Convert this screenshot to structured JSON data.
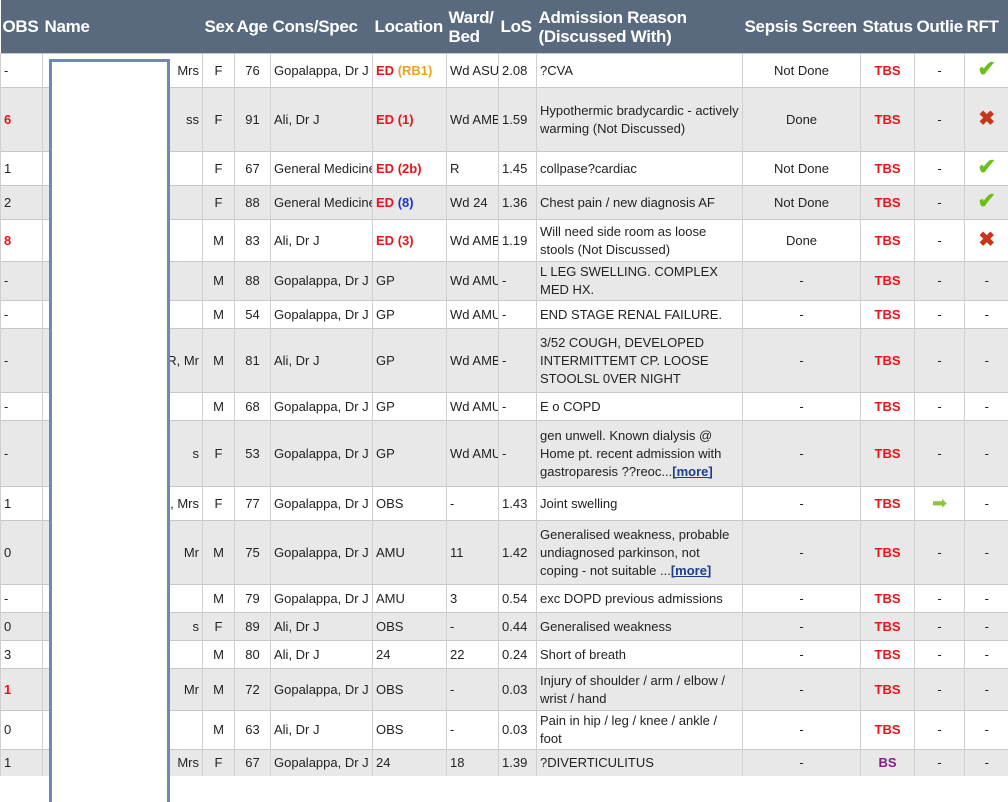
{
  "headers": {
    "obs": "OBS",
    "name": "Name",
    "sex": "Sex",
    "age": "Age",
    "cons": "Cons/Spec",
    "location": "Location",
    "ward": "Ward/ Bed",
    "los": "LoS",
    "reason": "Admission Reason (Discussed With)",
    "sepsis": "Sepsis Screen",
    "status": "Status",
    "outlie": "Outlie",
    "rft": "RFT"
  },
  "more_label": "[more]",
  "rows": [
    {
      "obs": "-",
      "name": "Mrs",
      "sex": "F",
      "age": "76",
      "cons": "Gopalappa, Dr J",
      "loc_main": "ED",
      "loc_sub": "(RB1)",
      "loc_sub_color": "orange",
      "ward": "Wd ASU",
      "los": "2.08",
      "reason": "?CVA",
      "more": false,
      "sepsis": "Not Done",
      "status": "TBS",
      "outlie": "-",
      "rft": "tick"
    },
    {
      "obs": "6",
      "obs_red": true,
      "name": "ss",
      "sex": "F",
      "age": "91",
      "cons": "Ali, Dr J",
      "loc_main": "ED",
      "loc_sub": "(1)",
      "loc_sub_color": "red",
      "ward": "Wd AMB",
      "los": "1.59",
      "reason": "Hypothermic bradycardic - actively warming (Not Discussed)",
      "more": false,
      "sepsis": "Done",
      "status": "TBS",
      "outlie": "-",
      "rft": "cross"
    },
    {
      "obs": "1",
      "name": "",
      "sex": "F",
      "age": "67",
      "cons": "General Medicine",
      "loc_main": "ED",
      "loc_sub": "(2b)",
      "loc_sub_color": "red",
      "ward": "R",
      "los": "1.45",
      "reason": "collpase?cardiac",
      "more": false,
      "sepsis": "Not Done",
      "status": "TBS",
      "outlie": "-",
      "rft": "tick"
    },
    {
      "obs": "2",
      "name": "",
      "sex": "F",
      "age": "88",
      "cons": "General Medicine",
      "loc_main": "ED",
      "loc_sub": "(8)",
      "loc_sub_color": "blue",
      "ward": "Wd 24",
      "los": "1.36",
      "reason": "Chest pain / new diagnosis AF",
      "more": false,
      "sepsis": "Not Done",
      "status": "TBS",
      "outlie": "-",
      "rft": "tick"
    },
    {
      "obs": "8",
      "obs_red": true,
      "name": "",
      "sex": "M",
      "age": "83",
      "cons": "Ali, Dr J",
      "loc_main": "ED",
      "loc_sub": "(3)",
      "loc_sub_color": "red",
      "ward": "Wd AMB",
      "los": "1.19",
      "reason": "Will need side room as loose stools (Not Discussed)",
      "more": false,
      "sepsis": "Done",
      "status": "TBS",
      "outlie": "-",
      "rft": "cross"
    },
    {
      "obs": "-",
      "name": "",
      "sex": "M",
      "age": "88",
      "cons": "Gopalappa, Dr J",
      "loc_main": "GP",
      "loc_sub": "",
      "loc_sub_color": "",
      "ward": "Wd AMU",
      "los": "-",
      "reason": "L LEG SWELLING. COMPLEX MED HX.",
      "more": false,
      "sepsis": "-",
      "status": "TBS",
      "outlie": "-",
      "rft": "-"
    },
    {
      "obs": "-",
      "name": "",
      "sex": "M",
      "age": "54",
      "cons": "Gopalappa, Dr J",
      "loc_main": "GP",
      "loc_sub": "",
      "loc_sub_color": "",
      "ward": "Wd AMU",
      "los": "-",
      "reason": "END STAGE RENAL FAILURE.",
      "more": false,
      "sepsis": "-",
      "status": "TBS",
      "outlie": "-",
      "rft": "-"
    },
    {
      "obs": "-",
      "name": "R, Mr",
      "sex": "M",
      "age": "81",
      "cons": "Ali, Dr J",
      "loc_main": "GP",
      "loc_sub": "",
      "loc_sub_color": "",
      "ward": "Wd AMB",
      "los": "-",
      "reason": "3/52 COUGH, DEVELOPED INTERMITTEMT CP. LOOSE STOOLSL 0VER NIGHT",
      "more": false,
      "sepsis": "-",
      "status": "TBS",
      "outlie": "-",
      "rft": "-"
    },
    {
      "obs": "-",
      "name": "",
      "sex": "M",
      "age": "68",
      "cons": "Gopalappa, Dr J",
      "loc_main": "GP",
      "loc_sub": "",
      "loc_sub_color": "",
      "ward": "Wd AMU",
      "los": "-",
      "reason": "E o COPD",
      "more": false,
      "sepsis": "-",
      "status": "TBS",
      "outlie": "-",
      "rft": "-"
    },
    {
      "obs": "-",
      "name": "s",
      "sex": "F",
      "age": "53",
      "cons": "Gopalappa, Dr J",
      "loc_main": "GP",
      "loc_sub": "",
      "loc_sub_color": "",
      "ward": "Wd AMU",
      "los": "-",
      "reason": "gen unwell. Known dialysis @ Home pt. recent admission with gastroparesis ??reoc...",
      "more": true,
      "sepsis": "-",
      "status": "TBS",
      "outlie": "-",
      "rft": "-"
    },
    {
      "obs": "1",
      "name": "G, Mrs",
      "sex": "F",
      "age": "77",
      "cons": "Gopalappa, Dr J",
      "loc_main": "OBS",
      "loc_sub": "",
      "loc_sub_color": "",
      "ward": "-",
      "los": "1.43",
      "reason": "Joint swelling",
      "more": false,
      "sepsis": "-",
      "status": "TBS",
      "outlie": "arrow",
      "rft": "-"
    },
    {
      "obs": "0",
      "name": "Mr",
      "sex": "M",
      "age": "75",
      "cons": "Gopalappa, Dr J",
      "loc_main": "AMU",
      "loc_sub": "",
      "loc_sub_color": "",
      "ward": "11",
      "los": "1.42",
      "reason": "Generalised weakness, probable undiagnosed parkinson, not coping - not suitable ...",
      "more": true,
      "sepsis": "-",
      "status": "TBS",
      "outlie": "-",
      "rft": "-"
    },
    {
      "obs": "-",
      "name": "",
      "sex": "M",
      "age": "79",
      "cons": "Gopalappa, Dr J",
      "loc_main": "AMU",
      "loc_sub": "",
      "loc_sub_color": "",
      "ward": "3",
      "los": "0.54",
      "reason": "exc DOPD previous admissions",
      "more": false,
      "sepsis": "-",
      "status": "TBS",
      "outlie": "-",
      "rft": "-"
    },
    {
      "obs": "0",
      "name": "s",
      "sex": "F",
      "age": "89",
      "cons": "Ali, Dr J",
      "loc_main": "OBS",
      "loc_sub": "",
      "loc_sub_color": "",
      "ward": "-",
      "los": "0.44",
      "reason": "Generalised weakness",
      "more": false,
      "sepsis": "-",
      "status": "TBS",
      "outlie": "-",
      "rft": "-"
    },
    {
      "obs": "3",
      "name": "",
      "sex": "M",
      "age": "80",
      "cons": "Ali, Dr J",
      "loc_main": "24",
      "loc_sub": "",
      "loc_sub_color": "",
      "ward": "22",
      "los": "0.24",
      "reason": "Short of breath",
      "more": false,
      "sepsis": "-",
      "status": "TBS",
      "outlie": "-",
      "rft": "-"
    },
    {
      "obs": "1",
      "obs_red": true,
      "name": "Mr",
      "sex": "M",
      "age": "72",
      "cons": "Gopalappa, Dr J",
      "loc_main": "OBS",
      "loc_sub": "",
      "loc_sub_color": "",
      "ward": "-",
      "los": "0.03",
      "reason": "Injury of shoulder / arm / elbow / wrist / hand",
      "more": false,
      "sepsis": "-",
      "status": "TBS",
      "outlie": "-",
      "rft": "-"
    },
    {
      "obs": "0",
      "name": "",
      "sex": "M",
      "age": "63",
      "cons": "Ali, Dr J",
      "loc_main": "OBS",
      "loc_sub": "",
      "loc_sub_color": "",
      "ward": "-",
      "los": "0.03",
      "reason": "Pain in hip / leg / knee / ankle / foot",
      "more": false,
      "sepsis": "-",
      "status": "TBS",
      "outlie": "-",
      "rft": "-"
    },
    {
      "obs": "1",
      "name": "Mrs",
      "sex": "F",
      "age": "67",
      "cons": "Gopalappa, Dr J",
      "loc_main": "24",
      "loc_sub": "",
      "loc_sub_color": "",
      "ward": "18",
      "los": "1.39",
      "reason": "?DIVERTICULITUS",
      "more": false,
      "sepsis": "-",
      "status": "BS",
      "outlie": "-",
      "rft": "-"
    }
  ]
}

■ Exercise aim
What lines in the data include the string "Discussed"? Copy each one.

■ Finished exercise
    "reason": "Admission Reason (Discussed With)",
      "reason": "Hypothermic bradycardic - actively warming (Not Discussed)",
      "reason": "Will need side room as loose stools (Not Discussed)",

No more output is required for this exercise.